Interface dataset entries

####################

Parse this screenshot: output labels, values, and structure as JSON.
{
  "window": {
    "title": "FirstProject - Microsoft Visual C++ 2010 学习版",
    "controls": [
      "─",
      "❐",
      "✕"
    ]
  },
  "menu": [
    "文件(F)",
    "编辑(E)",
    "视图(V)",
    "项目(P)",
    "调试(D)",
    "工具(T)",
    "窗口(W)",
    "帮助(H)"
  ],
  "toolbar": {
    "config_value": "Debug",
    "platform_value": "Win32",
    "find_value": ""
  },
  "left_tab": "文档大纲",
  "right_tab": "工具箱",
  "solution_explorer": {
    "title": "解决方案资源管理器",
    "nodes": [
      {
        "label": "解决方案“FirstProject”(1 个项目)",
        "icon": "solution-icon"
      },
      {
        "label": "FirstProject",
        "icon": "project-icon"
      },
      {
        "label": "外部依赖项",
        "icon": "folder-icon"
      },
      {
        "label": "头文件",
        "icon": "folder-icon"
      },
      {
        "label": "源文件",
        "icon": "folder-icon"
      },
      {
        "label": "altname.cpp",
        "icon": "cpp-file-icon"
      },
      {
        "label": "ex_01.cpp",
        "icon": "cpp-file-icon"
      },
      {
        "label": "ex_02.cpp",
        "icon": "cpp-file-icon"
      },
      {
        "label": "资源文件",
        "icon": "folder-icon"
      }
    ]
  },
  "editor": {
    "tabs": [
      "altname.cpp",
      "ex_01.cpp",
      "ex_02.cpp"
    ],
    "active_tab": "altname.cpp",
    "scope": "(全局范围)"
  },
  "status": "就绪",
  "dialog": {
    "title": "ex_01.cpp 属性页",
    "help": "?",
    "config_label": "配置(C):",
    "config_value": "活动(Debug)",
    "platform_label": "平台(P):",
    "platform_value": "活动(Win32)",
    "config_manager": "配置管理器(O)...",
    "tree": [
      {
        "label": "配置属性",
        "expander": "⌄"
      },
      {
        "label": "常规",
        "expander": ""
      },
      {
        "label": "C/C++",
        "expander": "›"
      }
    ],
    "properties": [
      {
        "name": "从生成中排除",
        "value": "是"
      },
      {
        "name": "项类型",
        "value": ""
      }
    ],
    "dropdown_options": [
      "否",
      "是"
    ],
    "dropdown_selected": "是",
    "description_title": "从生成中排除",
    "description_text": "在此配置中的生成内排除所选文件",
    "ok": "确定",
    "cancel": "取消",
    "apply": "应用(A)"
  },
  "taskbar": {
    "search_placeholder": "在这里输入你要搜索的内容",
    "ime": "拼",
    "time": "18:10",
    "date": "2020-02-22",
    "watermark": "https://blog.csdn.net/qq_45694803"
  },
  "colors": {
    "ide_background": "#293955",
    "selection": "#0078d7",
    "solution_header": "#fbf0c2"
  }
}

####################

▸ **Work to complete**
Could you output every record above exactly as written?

▸ **The completed task**
Parse this screenshot: output labels, values, and structure as JSON.
{
  "window": {
    "title": "FirstProject - Microsoft Visual C++ 2010 学习版",
    "controls": [
      "─",
      "❐",
      "✕"
    ]
  },
  "menu": [
    "文件(F)",
    "编辑(E)",
    "视图(V)",
    "项目(P)",
    "调试(D)",
    "工具(T)",
    "窗口(W)",
    "帮助(H)"
  ],
  "toolbar": {
    "config_value": "Debug",
    "platform_value": "Win32",
    "find_value": ""
  },
  "left_tab": "文档大纲",
  "right_tab": "工具箱",
  "solution_explorer": {
    "title": "解决方案资源管理器",
    "nodes": [
      {
        "label": "解决方案“FirstProject”(1 个项目)",
        "icon": "solution-icon"
      },
      {
        "label": "FirstProject",
        "icon": "project-icon"
      },
      {
        "label": "外部依赖项",
        "icon": "folder-icon"
      },
      {
        "label": "头文件",
        "icon": "folder-icon"
      },
      {
        "label": "源文件",
        "icon": "folder-icon"
      },
      {
        "label": "altname.cpp",
        "icon": "cpp-file-icon"
      },
      {
        "label": "ex_01.cpp",
        "icon": "cpp-file-icon"
      },
      {
        "label": "ex_02.cpp",
        "icon": "cpp-file-icon"
      },
      {
        "label": "资源文件",
        "icon": "folder-icon"
      }
    ]
  },
  "editor": {
    "tabs": [
      "altname.cpp",
      "ex_01.cpp",
      "ex_02.cpp"
    ],
    "active_tab": "altname.cpp",
    "scope": "(全局范围)"
  },
  "status": "就绪",
  "dialog": {
    "title": "ex_01.cpp 属性页",
    "help": "?",
    "config_label": "配置(C):",
    "config_value": "活动(Debug)",
    "platform_label": "平台(P):",
    "platform_value": "活动(Win32)",
    "config_manager": "配置管理器(O)...",
    "tree": [
      {
        "label": "配置属性",
        "expander": "⌄"
      },
      {
        "label": "常规",
        "expander": ""
      },
      {
        "label": "C/C++",
        "expander": "›"
      }
    ],
    "properties": [
      {
        "name": "从生成中排除",
        "value": "是"
      },
      {
        "name": "项类型",
        "value": ""
      }
    ],
    "dropdown_options": [
      "否",
      "是"
    ],
    "dropdown_selected": "是",
    "description_title": "从生成中排除",
    "description_text": "在此配置中的生成内排除所选文件",
    "ok": "确定",
    "cancel": "取消",
    "apply": "应用(A)"
  },
  "taskbar": {
    "search_placeholder": "在这里输入你要搜索的内容",
    "ime": "拼",
    "time": "18:10",
    "date": "2020-02-22",
    "watermark": "https://blog.csdn.net/qq_45694803"
  },
  "colors": {
    "ide_background": "#293955",
    "selection": "#0078d7",
    "solution_header": "#fbf0c2"
  }
}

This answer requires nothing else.